→ What the exercise asks
Copy every line of the records exactly, without including the images.

App and web page records
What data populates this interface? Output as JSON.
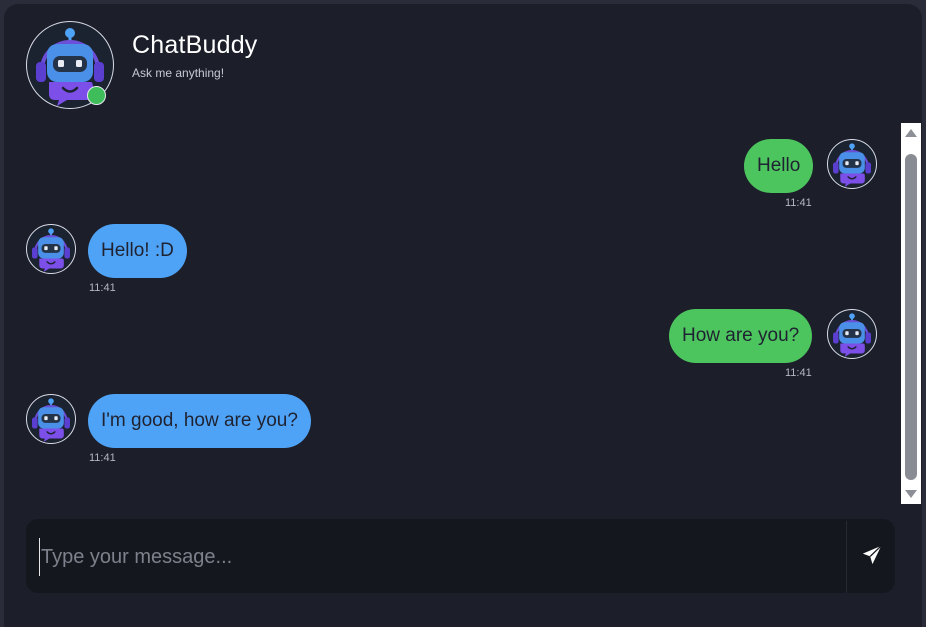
{
  "header": {
    "title": "ChatBuddy",
    "subtitle": "Ask me anything!",
    "avatar_icon": "robot-icon",
    "status": "online"
  },
  "messages": [
    {
      "sender": "user",
      "text": "Hello",
      "time": "11:41"
    },
    {
      "sender": "bot",
      "text": "Hello! :D",
      "time": "11:41"
    },
    {
      "sender": "user",
      "text": "How are you?",
      "time": "11:41"
    },
    {
      "sender": "bot",
      "text": "I'm good, how are you?",
      "time": "11:41"
    }
  ],
  "composer": {
    "placeholder": "Type your message...",
    "value": "",
    "send_icon": "send-icon"
  },
  "colors": {
    "user_bubble": "#4dc55f",
    "bot_bubble": "#4fa3f7",
    "online": "#3fbd5a",
    "background": "#1c1f29"
  }
}
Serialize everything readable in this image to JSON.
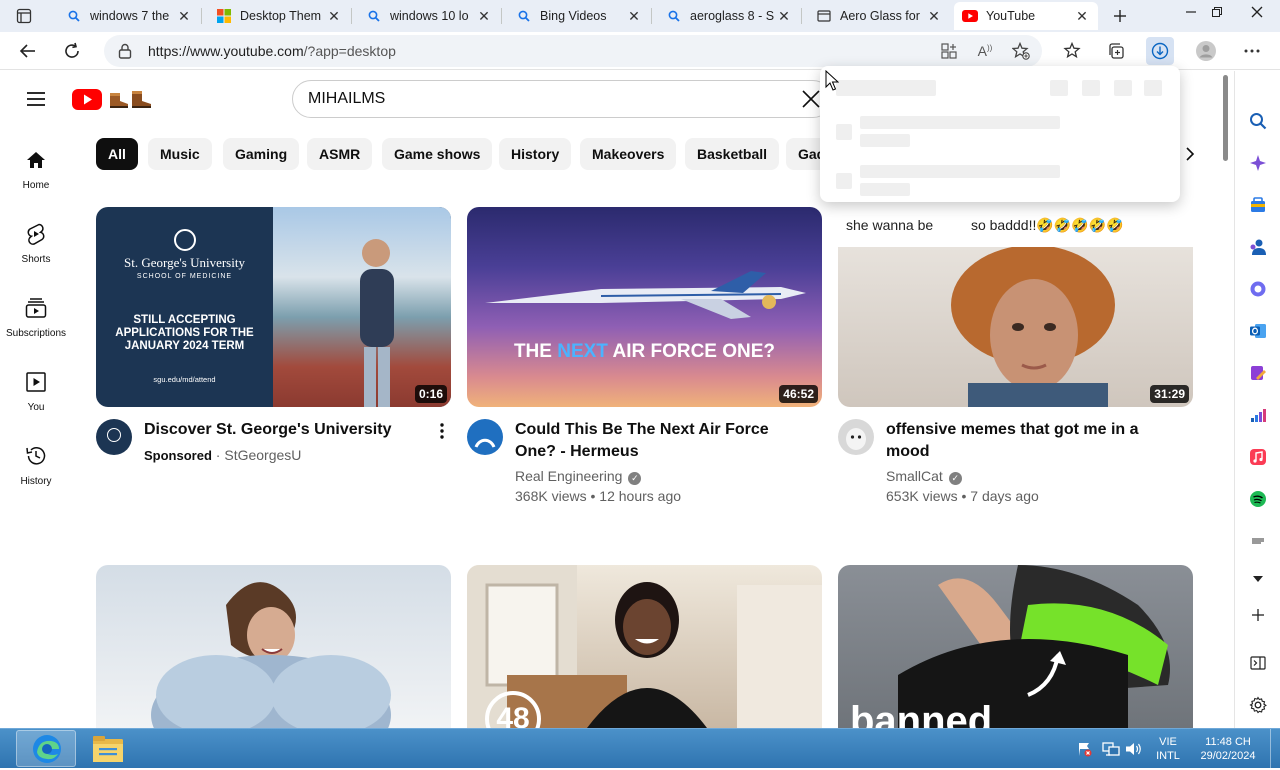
{
  "browser": {
    "tabs": [
      {
        "title": "windows 7 the",
        "icon": "search-icon",
        "active": false
      },
      {
        "title": "Desktop Them",
        "icon": "microsoft-logo-icon",
        "active": false
      },
      {
        "title": "windows 10 lo",
        "icon": "search-icon",
        "active": false
      },
      {
        "title": "Bing Videos",
        "icon": "search-icon",
        "active": false
      },
      {
        "title": "aeroglass 8 - S",
        "icon": "search-icon",
        "active": false
      },
      {
        "title": "Aero Glass for",
        "icon": "page-icon",
        "active": false
      },
      {
        "title": "YouTube",
        "icon": "youtube-icon",
        "active": true
      }
    ],
    "url_host": "https://www.youtube.com",
    "url_path": "/?app=desktop"
  },
  "youtube": {
    "search_value": "MIHAILMS",
    "chips": [
      "All",
      "Music",
      "Gaming",
      "ASMR",
      "Game shows",
      "History",
      "Makeovers",
      "Basketball",
      "Gad"
    ],
    "guide": [
      {
        "label": "Home",
        "icon": "home-icon"
      },
      {
        "label": "Shorts",
        "icon": "shorts-icon"
      },
      {
        "label": "Subscriptions",
        "icon": "subscriptions-icon"
      },
      {
        "label": "You",
        "icon": "you-icon"
      },
      {
        "label": "History",
        "icon": "history-icon"
      }
    ],
    "videos": [
      {
        "title": "Discover St. George's University",
        "channel": "StGeorgesU",
        "sponsored": "Sponsored",
        "duration": "0:16",
        "thumb_text": [
          "St. George's University",
          "SCHOOL OF MEDICINE",
          "STILL ACCEPTING APPLICATIONS FOR THE JANUARY 2024 TERM",
          "sgu.edu/md/attend"
        ]
      },
      {
        "title": "Could This Be The Next Air Force One? - Hermeus",
        "channel": "Real Engineering",
        "views": "368K views",
        "age": "12 hours ago",
        "duration": "46:52",
        "thumb_text": [
          "THE",
          "NEXT",
          "AIR FORCE ONE?"
        ]
      },
      {
        "title": "offensive memes that got me in a mood",
        "channel": "SmallCat",
        "views": "653K views",
        "age": "7 days ago",
        "duration": "31:29",
        "thumb_text": [
          "she wanna be",
          "so baddd!!🤣🤣🤣🤣🤣"
        ]
      }
    ],
    "row2_thumb_text": [
      "48",
      "banned"
    ]
  },
  "taskbar": {
    "lang_top": "VIE",
    "lang_bottom": "INTL",
    "time": "11:48 CH",
    "date": "29/02/2024"
  },
  "colors": {
    "youtube_red": "#ff0000",
    "edge_accent": "#0a66c2",
    "taskbar": "#2f74b0"
  }
}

→ Your response
What data populates this interface? Output as JSON.
{
  "header": {
    "title": "ChatBuddy",
    "subtitle": "Ask me anything!",
    "avatar_icon": "robot-icon",
    "status": "online"
  },
  "messages": [
    {
      "sender": "user",
      "text": "Hello",
      "time": "11:41"
    },
    {
      "sender": "bot",
      "text": "Hello! :D",
      "time": "11:41"
    },
    {
      "sender": "user",
      "text": "How are you?",
      "time": "11:41"
    },
    {
      "sender": "bot",
      "text": "I'm good, how are you?",
      "time": "11:41"
    }
  ],
  "composer": {
    "placeholder": "Type your message...",
    "value": "",
    "send_icon": "send-icon"
  },
  "colors": {
    "user_bubble": "#4dc55f",
    "bot_bubble": "#4fa3f7",
    "online": "#3fbd5a",
    "background": "#1c1f29"
  }
}
Serialize everything readable in this image to JSON.
{
  "browser": {
    "tabs": [
      {
        "title": "windows 7 the",
        "icon": "search-icon",
        "active": false
      },
      {
        "title": "Desktop Them",
        "icon": "microsoft-logo-icon",
        "active": false
      },
      {
        "title": "windows 10 lo",
        "icon": "search-icon",
        "active": false
      },
      {
        "title": "Bing Videos",
        "icon": "search-icon",
        "active": false
      },
      {
        "title": "aeroglass 8 - S",
        "icon": "search-icon",
        "active": false
      },
      {
        "title": "Aero Glass for",
        "icon": "page-icon",
        "active": false
      },
      {
        "title": "YouTube",
        "icon": "youtube-icon",
        "active": true
      }
    ],
    "url_host": "https://www.youtube.com",
    "url_path": "/?app=desktop"
  },
  "youtube": {
    "search_value": "MIHAILMS",
    "chips": [
      "All",
      "Music",
      "Gaming",
      "ASMR",
      "Game shows",
      "History",
      "Makeovers",
      "Basketball",
      "Gad"
    ],
    "guide": [
      {
        "label": "Home",
        "icon": "home-icon"
      },
      {
        "label": "Shorts",
        "icon": "shorts-icon"
      },
      {
        "label": "Subscriptions",
        "icon": "subscriptions-icon"
      },
      {
        "label": "You",
        "icon": "you-icon"
      },
      {
        "label": "History",
        "icon": "history-icon"
      }
    ],
    "videos": [
      {
        "title": "Discover St. George's University",
        "channel": "StGeorgesU",
        "sponsored": "Sponsored",
        "duration": "0:16",
        "thumb_text": [
          "St. George's University",
          "SCHOOL OF MEDICINE",
          "STILL ACCEPTING APPLICATIONS FOR THE JANUARY 2024 TERM",
          "sgu.edu/md/attend"
        ]
      },
      {
        "title": "Could This Be The Next Air Force One? - Hermeus",
        "channel": "Real Engineering",
        "views": "368K views",
        "age": "12 hours ago",
        "duration": "46:52",
        "thumb_text": [
          "THE",
          "NEXT",
          "AIR FORCE ONE?"
        ]
      },
      {
        "title": "offensive memes that got me in a mood",
        "channel": "SmallCat",
        "views": "653K views",
        "age": "7 days ago",
        "duration": "31:29",
        "thumb_text": [
          "she wanna be",
          "so baddd!!🤣🤣🤣🤣🤣"
        ]
      }
    ],
    "row2_thumb_text": [
      "48",
      "banned"
    ]
  },
  "taskbar": {
    "lang_top": "VIE",
    "lang_bottom": "INTL",
    "time": "11:48 CH",
    "date": "29/02/2024"
  },
  "colors": {
    "youtube_red": "#ff0000",
    "edge_accent": "#0a66c2",
    "taskbar": "#2f74b0"
  }
}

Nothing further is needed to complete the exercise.